■ **What is needed**:
Locate all lines in the data below that hold "this" and show them.

☆ ☆ ☆ ☆ ☆ ☆ ☆

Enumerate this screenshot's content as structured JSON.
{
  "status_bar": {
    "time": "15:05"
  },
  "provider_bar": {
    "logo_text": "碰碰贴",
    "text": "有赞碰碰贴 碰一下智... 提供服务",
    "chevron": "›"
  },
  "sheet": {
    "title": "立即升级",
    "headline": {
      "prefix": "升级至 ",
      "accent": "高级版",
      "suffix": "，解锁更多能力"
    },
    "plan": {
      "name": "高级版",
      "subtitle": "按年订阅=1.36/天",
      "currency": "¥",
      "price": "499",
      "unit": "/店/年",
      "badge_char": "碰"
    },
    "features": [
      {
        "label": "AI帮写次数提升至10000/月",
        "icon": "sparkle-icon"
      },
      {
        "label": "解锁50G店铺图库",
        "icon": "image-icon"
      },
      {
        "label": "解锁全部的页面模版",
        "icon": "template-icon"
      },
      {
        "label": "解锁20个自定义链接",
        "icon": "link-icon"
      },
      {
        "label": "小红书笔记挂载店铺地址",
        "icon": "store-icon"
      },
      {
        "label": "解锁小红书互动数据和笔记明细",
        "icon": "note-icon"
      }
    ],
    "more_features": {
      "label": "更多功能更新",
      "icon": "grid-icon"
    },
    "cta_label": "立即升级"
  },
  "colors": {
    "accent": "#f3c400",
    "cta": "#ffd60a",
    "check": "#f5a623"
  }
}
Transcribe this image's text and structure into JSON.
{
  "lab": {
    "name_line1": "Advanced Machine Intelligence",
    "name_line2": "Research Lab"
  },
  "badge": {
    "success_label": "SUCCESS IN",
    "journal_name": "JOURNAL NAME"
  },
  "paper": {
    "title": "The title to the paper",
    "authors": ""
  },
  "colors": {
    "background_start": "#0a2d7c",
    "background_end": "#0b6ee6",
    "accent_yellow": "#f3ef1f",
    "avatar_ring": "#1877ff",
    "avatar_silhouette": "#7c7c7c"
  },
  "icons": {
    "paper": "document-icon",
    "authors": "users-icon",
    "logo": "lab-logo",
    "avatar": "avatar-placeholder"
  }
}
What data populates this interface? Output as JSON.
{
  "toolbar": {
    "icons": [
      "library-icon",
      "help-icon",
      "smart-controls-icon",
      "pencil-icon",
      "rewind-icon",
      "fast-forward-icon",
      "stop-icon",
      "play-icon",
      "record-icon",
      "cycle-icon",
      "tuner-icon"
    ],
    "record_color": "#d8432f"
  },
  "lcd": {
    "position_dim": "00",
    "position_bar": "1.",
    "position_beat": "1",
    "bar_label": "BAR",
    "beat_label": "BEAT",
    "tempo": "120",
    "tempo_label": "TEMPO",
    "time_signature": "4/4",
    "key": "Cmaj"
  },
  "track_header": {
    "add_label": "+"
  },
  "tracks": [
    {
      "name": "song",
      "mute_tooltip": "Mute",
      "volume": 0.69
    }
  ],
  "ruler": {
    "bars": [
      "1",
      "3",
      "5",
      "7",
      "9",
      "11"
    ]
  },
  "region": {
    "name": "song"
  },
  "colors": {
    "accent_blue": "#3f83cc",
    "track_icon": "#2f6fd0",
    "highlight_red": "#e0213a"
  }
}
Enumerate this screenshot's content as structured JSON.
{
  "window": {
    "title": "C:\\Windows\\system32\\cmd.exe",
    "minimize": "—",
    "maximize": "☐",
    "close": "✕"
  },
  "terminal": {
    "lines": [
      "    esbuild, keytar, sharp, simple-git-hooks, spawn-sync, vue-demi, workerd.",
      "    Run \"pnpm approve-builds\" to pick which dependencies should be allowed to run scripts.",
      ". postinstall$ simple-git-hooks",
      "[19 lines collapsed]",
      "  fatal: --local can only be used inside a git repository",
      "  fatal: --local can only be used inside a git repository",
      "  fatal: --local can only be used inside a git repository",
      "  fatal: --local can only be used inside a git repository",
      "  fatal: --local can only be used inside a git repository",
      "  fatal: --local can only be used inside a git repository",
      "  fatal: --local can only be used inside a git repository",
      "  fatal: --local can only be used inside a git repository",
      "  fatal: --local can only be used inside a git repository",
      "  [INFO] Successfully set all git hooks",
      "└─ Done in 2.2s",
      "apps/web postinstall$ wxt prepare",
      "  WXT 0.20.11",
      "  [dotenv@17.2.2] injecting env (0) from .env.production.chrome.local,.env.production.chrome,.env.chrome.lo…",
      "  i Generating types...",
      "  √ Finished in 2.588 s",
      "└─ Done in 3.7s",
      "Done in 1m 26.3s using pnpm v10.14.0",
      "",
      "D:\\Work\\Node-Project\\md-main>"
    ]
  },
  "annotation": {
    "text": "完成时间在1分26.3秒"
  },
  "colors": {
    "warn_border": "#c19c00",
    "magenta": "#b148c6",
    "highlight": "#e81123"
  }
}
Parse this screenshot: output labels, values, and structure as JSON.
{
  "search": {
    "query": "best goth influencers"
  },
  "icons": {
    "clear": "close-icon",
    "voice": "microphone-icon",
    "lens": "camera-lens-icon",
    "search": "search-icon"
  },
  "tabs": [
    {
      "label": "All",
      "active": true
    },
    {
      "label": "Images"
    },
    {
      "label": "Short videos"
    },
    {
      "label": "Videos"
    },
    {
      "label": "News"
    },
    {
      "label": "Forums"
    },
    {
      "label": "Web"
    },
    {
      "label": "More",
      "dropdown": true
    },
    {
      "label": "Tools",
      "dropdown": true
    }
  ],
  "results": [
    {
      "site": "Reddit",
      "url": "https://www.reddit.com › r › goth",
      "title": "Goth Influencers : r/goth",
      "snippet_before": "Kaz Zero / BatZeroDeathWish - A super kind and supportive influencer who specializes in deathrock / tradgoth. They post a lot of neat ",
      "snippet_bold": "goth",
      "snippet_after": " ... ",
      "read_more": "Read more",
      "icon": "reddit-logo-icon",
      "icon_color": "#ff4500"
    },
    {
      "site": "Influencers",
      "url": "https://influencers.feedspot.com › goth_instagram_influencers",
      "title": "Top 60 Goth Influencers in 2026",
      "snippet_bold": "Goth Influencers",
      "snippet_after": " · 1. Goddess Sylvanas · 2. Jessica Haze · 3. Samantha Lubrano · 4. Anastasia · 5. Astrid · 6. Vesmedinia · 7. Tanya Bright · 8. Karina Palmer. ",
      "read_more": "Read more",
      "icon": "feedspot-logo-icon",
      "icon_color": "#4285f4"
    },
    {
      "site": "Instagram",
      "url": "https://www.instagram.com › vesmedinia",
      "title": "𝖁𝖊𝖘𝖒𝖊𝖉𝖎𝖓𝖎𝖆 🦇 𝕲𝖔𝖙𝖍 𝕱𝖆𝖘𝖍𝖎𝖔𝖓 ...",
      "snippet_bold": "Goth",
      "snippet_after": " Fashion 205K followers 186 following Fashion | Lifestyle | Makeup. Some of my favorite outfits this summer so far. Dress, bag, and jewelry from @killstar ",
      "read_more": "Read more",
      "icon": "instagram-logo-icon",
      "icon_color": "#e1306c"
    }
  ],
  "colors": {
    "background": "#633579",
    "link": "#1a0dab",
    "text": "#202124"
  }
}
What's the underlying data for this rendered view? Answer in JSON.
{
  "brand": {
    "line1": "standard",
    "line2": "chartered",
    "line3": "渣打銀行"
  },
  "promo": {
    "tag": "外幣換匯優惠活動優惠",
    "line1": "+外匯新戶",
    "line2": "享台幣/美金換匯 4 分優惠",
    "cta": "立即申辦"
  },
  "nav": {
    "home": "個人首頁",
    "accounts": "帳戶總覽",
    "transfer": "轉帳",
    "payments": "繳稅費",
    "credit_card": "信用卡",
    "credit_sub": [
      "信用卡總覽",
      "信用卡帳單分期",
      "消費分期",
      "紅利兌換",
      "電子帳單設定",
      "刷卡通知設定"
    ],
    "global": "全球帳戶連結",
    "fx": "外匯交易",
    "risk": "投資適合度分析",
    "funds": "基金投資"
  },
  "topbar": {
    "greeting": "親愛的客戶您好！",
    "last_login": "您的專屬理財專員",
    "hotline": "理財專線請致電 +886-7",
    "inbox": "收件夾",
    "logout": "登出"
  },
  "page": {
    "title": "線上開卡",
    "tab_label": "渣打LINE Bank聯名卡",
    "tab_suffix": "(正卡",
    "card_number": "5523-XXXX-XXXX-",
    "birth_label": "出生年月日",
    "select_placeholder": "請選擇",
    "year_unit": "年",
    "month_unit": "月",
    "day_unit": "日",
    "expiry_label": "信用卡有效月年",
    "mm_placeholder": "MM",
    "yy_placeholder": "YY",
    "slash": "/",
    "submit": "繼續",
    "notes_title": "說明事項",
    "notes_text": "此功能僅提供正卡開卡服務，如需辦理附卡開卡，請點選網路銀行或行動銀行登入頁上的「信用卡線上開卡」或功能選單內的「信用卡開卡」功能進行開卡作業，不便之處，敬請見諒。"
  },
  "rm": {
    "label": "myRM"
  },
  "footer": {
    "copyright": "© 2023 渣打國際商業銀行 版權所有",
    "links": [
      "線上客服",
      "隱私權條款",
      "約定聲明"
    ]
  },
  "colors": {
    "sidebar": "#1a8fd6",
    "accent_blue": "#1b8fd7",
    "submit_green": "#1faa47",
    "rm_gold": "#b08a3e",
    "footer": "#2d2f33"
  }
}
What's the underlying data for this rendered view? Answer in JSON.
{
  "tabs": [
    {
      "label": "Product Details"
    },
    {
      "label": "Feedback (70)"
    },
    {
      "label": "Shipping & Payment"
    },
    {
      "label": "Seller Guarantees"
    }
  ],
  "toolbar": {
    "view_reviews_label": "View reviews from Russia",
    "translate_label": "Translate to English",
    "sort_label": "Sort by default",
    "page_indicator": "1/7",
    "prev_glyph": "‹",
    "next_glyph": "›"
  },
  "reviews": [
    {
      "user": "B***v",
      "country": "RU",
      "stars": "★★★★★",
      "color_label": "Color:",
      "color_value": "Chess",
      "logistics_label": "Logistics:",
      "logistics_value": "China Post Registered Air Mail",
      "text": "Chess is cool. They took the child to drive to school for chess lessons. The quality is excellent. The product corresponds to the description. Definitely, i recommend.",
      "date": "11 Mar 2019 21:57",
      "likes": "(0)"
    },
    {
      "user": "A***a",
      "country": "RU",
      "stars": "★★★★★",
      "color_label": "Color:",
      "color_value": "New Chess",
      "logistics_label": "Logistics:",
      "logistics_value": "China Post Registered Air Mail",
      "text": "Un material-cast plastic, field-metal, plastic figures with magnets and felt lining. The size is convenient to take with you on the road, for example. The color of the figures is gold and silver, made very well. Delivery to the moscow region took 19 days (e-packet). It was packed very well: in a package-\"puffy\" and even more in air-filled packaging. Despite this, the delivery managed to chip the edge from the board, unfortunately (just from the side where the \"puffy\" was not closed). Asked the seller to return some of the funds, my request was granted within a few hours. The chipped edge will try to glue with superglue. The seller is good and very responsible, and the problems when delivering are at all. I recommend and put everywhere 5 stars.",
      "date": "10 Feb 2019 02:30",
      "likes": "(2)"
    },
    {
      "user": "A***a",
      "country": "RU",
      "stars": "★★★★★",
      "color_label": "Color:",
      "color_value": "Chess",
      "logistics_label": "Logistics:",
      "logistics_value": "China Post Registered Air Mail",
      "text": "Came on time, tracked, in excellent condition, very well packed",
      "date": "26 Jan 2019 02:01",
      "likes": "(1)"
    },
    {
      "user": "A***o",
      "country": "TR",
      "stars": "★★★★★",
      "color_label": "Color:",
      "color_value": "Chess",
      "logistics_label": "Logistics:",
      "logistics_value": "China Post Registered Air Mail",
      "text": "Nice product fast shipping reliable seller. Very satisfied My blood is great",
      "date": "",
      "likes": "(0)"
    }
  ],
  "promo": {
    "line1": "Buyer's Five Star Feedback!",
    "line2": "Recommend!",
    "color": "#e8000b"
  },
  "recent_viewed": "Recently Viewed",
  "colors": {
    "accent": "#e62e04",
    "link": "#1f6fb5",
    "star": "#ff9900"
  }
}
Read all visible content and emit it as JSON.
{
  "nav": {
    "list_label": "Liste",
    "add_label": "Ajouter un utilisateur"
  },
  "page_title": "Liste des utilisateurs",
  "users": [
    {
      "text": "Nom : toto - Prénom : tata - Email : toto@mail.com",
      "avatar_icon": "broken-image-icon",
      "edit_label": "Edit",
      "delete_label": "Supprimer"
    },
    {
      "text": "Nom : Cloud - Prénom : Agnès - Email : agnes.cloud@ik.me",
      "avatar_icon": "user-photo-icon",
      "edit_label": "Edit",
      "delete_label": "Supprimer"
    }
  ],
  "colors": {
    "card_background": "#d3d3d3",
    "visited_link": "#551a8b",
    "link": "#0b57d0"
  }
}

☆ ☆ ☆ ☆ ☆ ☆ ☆

■ **Exercise result**:
Enumerate this screenshot's content as structured JSON.
Transcribe this image's text and structure into JSON.
What data populates this interface? Output as JSON.
Enumerate this screenshot's content as structured JSON.
Parse this screenshot: output labels, values, and structure as JSON.
      "snippet_after": " Fashion 205K followers 186 following Fashion | Lifestyle | Makeup. Some of my favorite outfits this summer so far. Dress, bag, and jewelry from @killstar ",
What's the underlying data for this rendered view? Answer in JSON.
What's the underlying data for this rendered view? Answer in JSON.
      "text": "Un material-cast plastic, field-metal, plastic figures with magnets and felt lining. The size is convenient to take with you on the road, for example. The color of the figures is gold and silver, made very well. Delivery to the moscow region took 19 days (e-packet). It was packed very well: in a package-\"puffy\" and even more in air-filled packaging. Despite this, the delivery managed to chip the edge from the board, unfortunately (just from the side where the \"puffy\" was not closed). Asked the seller to return some of the funds, my request was granted within a few hours. The chipped edge will try to glue with superglue. The seller is good and very responsible, and the problems when delivering are at all. I recommend and put everywhere 5 stars.",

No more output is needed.